If you have been around survey research for any length of time you have come across the ubiquitous Likert scale. But, do you ever wonder what the Likert scale really is? This question format and its strongly agree to strongly disagree framework is a staple for in the pantry of questions we use on surveys. In the years I have been involved in constructing surveys and teaching market research I have seen many techniques and question types rise and fall in favor, yet the Likert scale holds its own.
The scale was developed by organizational psychologist Rensis Likert in order to measure the level of agreement or disagreement of a symmetric agree-disagree scale. The area of interest, be it a marketing or a social science construct, is assessed using a series of statements, each designed to view the construct from a slightly different angle.
- People come to me for information on new products.
- I enjoy sharing information with others.
- I consider myself knowledgeable on a variety of issues.
- Ted’s Pizza has excellent customer service.
- You get a lot of food for the price at Ted’s Pizza.
The first four statements were centered on the individual and might be part of an opinion leader or early adopter scale. The latter two statements measure the customer’s perceptions about the business. Just as easily you can create a scale with items that touch upon social topics, religious aspects, or other important issues.
The scales are usually five, seven or nine points, with five and seven point measures being the most common. For example – Strongly Agree, Agree, No opinion, Disagree and Strongly Disagree. Adding “Somewhat” to both sides creates the sixth and seventh points. The anchor points (the strongly agree/disagree) can be on either end. There is some research that indicates having the agree side shown first will inflate the scores. This can be tested by alternating the anchor points within a survey wave and comparing scores in the data analysis stage.
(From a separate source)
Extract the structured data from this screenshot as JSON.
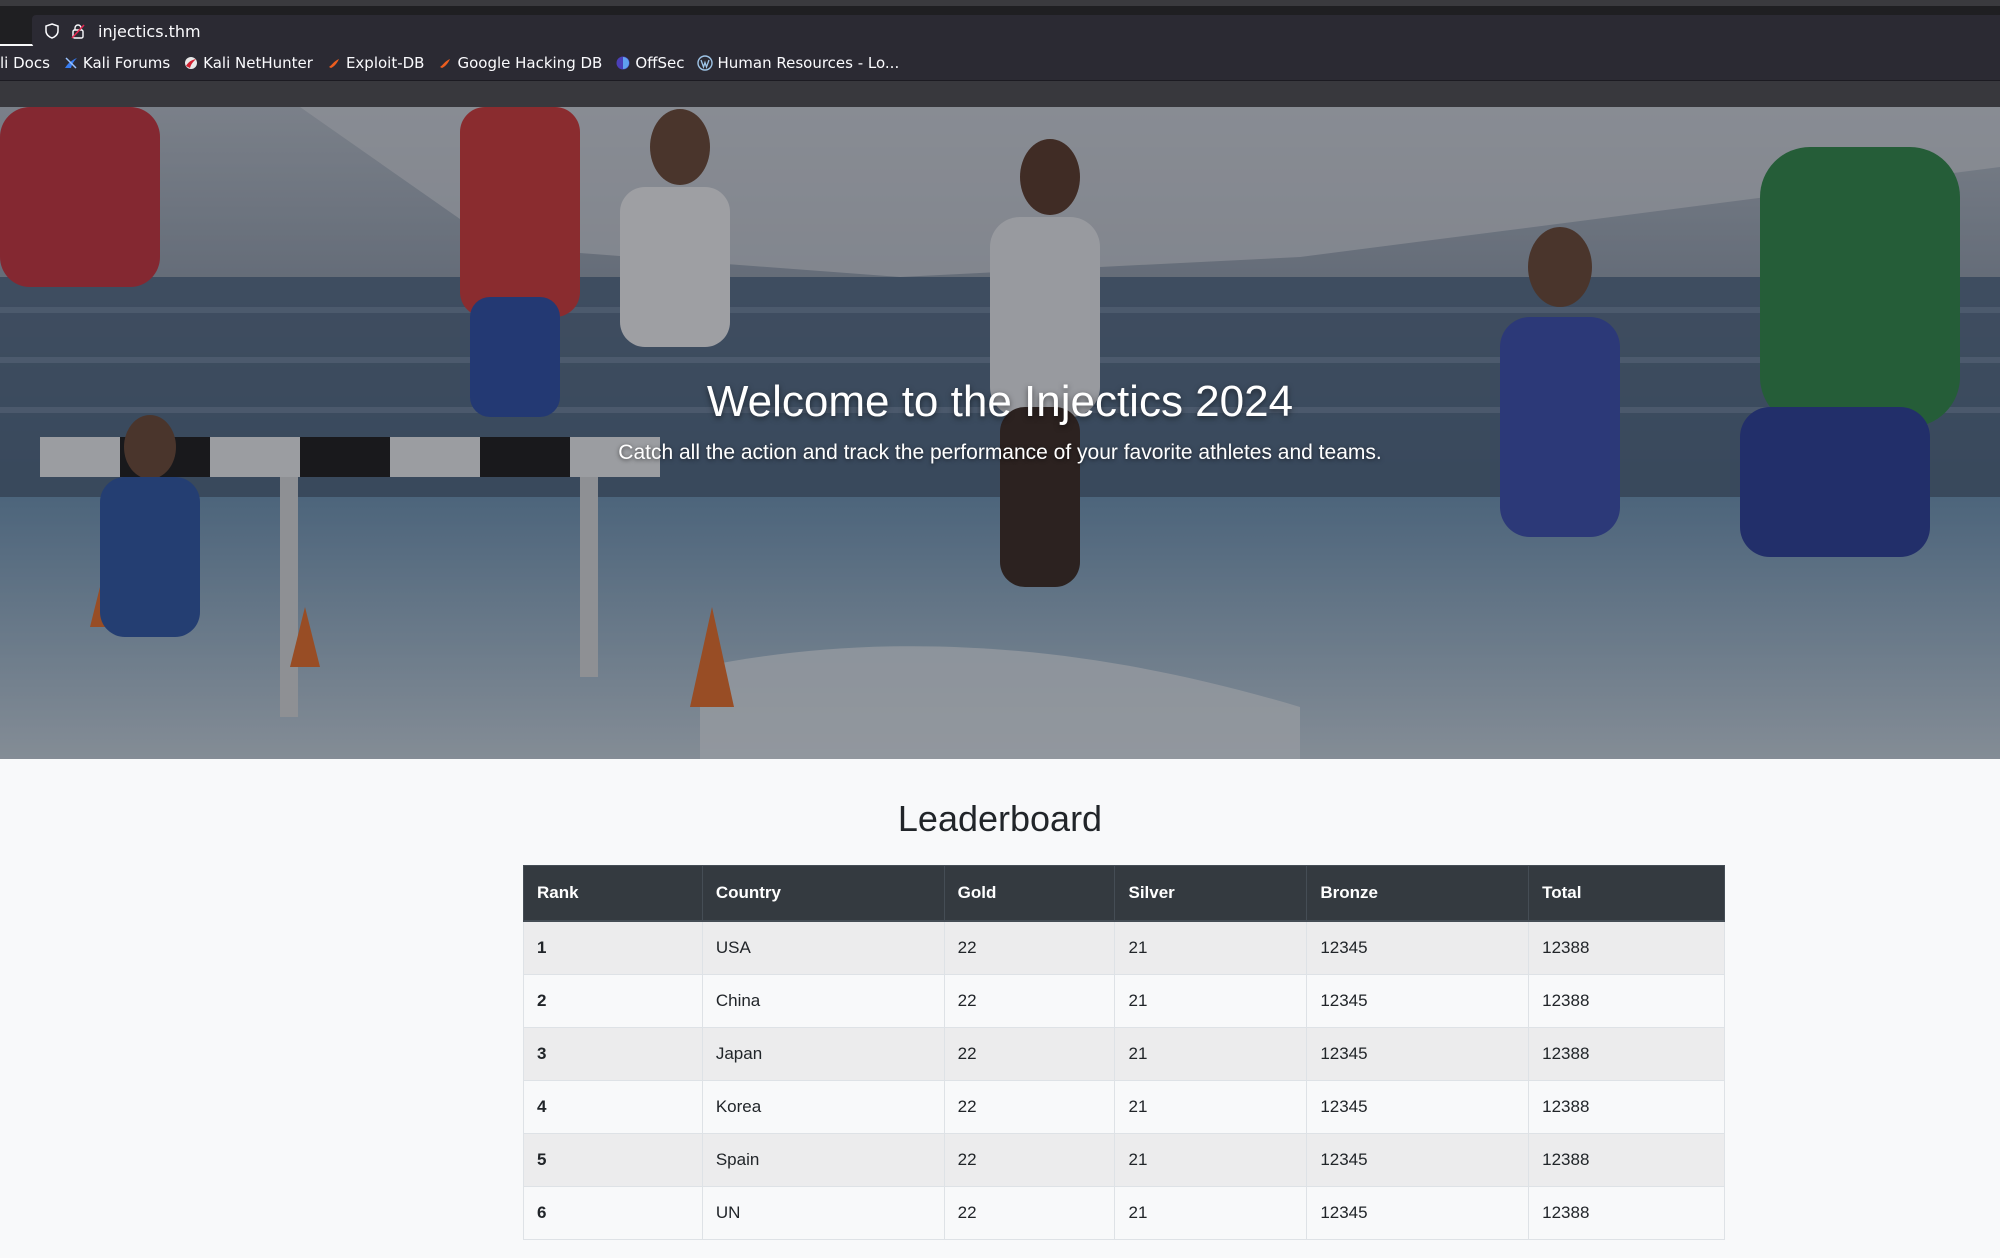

One of the critical aspects to remember is that Likert scales are designed to measure attitudes and by nature are multi-item. This point needs further elaboration. Basic research tells us that multiple-item measures of a construct are inherently more stable and subject to less random variability than single-item measures. How many items is enough? If you are creating a new scale then you should create as many items as possible and let subsequent analysis narrow the field for you. This can be done through brainstorming sessions, focus groups or extensive review of existing literature.
There are several methods to ensure that scales are measuring one dimension including reliability analysis and factor analysis. These techniques require a higher-level of analytical skill and will be discussed in later posts.
Written by Greg Timpany